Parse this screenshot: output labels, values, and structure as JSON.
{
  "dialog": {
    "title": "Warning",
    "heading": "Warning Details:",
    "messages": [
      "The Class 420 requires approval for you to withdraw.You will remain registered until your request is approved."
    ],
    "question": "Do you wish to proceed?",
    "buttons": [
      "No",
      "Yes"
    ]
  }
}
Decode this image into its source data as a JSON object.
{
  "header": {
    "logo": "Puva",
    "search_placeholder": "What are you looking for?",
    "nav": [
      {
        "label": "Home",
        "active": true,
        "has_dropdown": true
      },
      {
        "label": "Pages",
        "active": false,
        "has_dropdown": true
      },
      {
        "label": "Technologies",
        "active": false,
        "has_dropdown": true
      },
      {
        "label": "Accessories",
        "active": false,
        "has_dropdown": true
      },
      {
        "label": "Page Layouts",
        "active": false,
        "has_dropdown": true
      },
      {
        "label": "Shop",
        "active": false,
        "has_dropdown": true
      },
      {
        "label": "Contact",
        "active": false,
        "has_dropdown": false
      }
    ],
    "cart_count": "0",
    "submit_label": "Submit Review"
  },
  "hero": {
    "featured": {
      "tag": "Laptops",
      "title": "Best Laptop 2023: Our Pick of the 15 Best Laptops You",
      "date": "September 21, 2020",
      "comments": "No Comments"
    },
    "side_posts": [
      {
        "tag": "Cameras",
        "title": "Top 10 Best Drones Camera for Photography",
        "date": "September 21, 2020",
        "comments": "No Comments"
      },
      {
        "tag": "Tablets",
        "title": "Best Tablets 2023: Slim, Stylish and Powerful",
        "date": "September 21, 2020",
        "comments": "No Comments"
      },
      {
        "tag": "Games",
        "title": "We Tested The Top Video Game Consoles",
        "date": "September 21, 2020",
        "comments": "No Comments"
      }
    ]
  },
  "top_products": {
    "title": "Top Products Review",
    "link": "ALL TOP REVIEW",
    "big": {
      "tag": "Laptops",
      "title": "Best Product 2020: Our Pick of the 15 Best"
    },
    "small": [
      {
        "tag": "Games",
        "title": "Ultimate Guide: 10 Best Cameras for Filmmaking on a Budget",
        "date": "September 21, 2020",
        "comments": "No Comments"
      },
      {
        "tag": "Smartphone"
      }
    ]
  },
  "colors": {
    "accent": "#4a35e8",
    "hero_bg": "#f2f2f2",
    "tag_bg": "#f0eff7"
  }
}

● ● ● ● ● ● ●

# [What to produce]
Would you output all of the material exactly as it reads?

# [Exercise output]
Parse this screenshot: output labels, values, and structure as JSON.
{
  "dialog": {
    "title": "Warning",
    "heading": "Warning Details:",
    "messages": [
      "The Class 420 requires approval for you to withdraw.You will remain registered until your request is approved."
    ],
    "question": "Do you wish to proceed?",
    "buttons": [
      "No",
      "Yes"
    ]
  }
}
Decode this image into its source data as a JSON object.
{
  "header": {
    "logo": "Puva",
    "search_placeholder": "What are you looking for?",
    "nav": [
      {
        "label": "Home",
        "active": true,
        "has_dropdown": true
      },
      {
        "label": "Pages",
        "active": false,
        "has_dropdown": true
      },
      {
        "label": "Technologies",
        "active": false,
        "has_dropdown": true
      },
      {
        "label": "Accessories",
        "active": false,
        "has_dropdown": true
      },
      {
        "label": "Page Layouts",
        "active": false,
        "has_dropdown": true
      },
      {
        "label": "Shop",
        "active": false,
        "has_dropdown": true
      },
      {
        "label": "Contact",
        "active": false,
        "has_dropdown": false
      }
    ],
    "cart_count": "0",
    "submit_label": "Submit Review"
  },
  "hero": {
    "featured": {
      "tag": "Laptops",
      "title": "Best Laptop 2023: Our Pick of the 15 Best Laptops You",
      "date": "September 21, 2020",
      "comments": "No Comments"
    },
    "side_posts": [
      {
        "tag": "Cameras",
        "title": "Top 10 Best Drones Camera for Photography",
        "date": "September 21, 2020",
        "comments": "No Comments"
      },
      {
        "tag": "Tablets",
        "title": "Best Tablets 2023: Slim, Stylish and Powerful",
        "date": "September 21, 2020",
        "comments": "No Comments"
      },
      {
        "tag": "Games",
        "title": "We Tested The Top Video Game Consoles",
        "date": "September 21, 2020",
        "comments": "No Comments"
      }
    ]
  },
  "top_products": {
    "title": "Top Products Review",
    "link": "ALL TOP REVIEW",
    "big": {
      "tag": "Laptops",
      "title": "Best Product 2020: Our Pick of the 15 Best"
    },
    "small": [
      {
        "tag": "Games",
        "title": "Ultimate Guide: 10 Best Cameras for Filmmaking on a Budget",
        "date": "September 21, 2020",
        "comments": "No Comments"
      },
      {
        "tag": "Smartphone"
      }
    ]
  },
  "colors": {
    "accent": "#4a35e8",
    "hero_bg": "#f2f2f2",
    "tag_bg": "#f0eff7"
  }
}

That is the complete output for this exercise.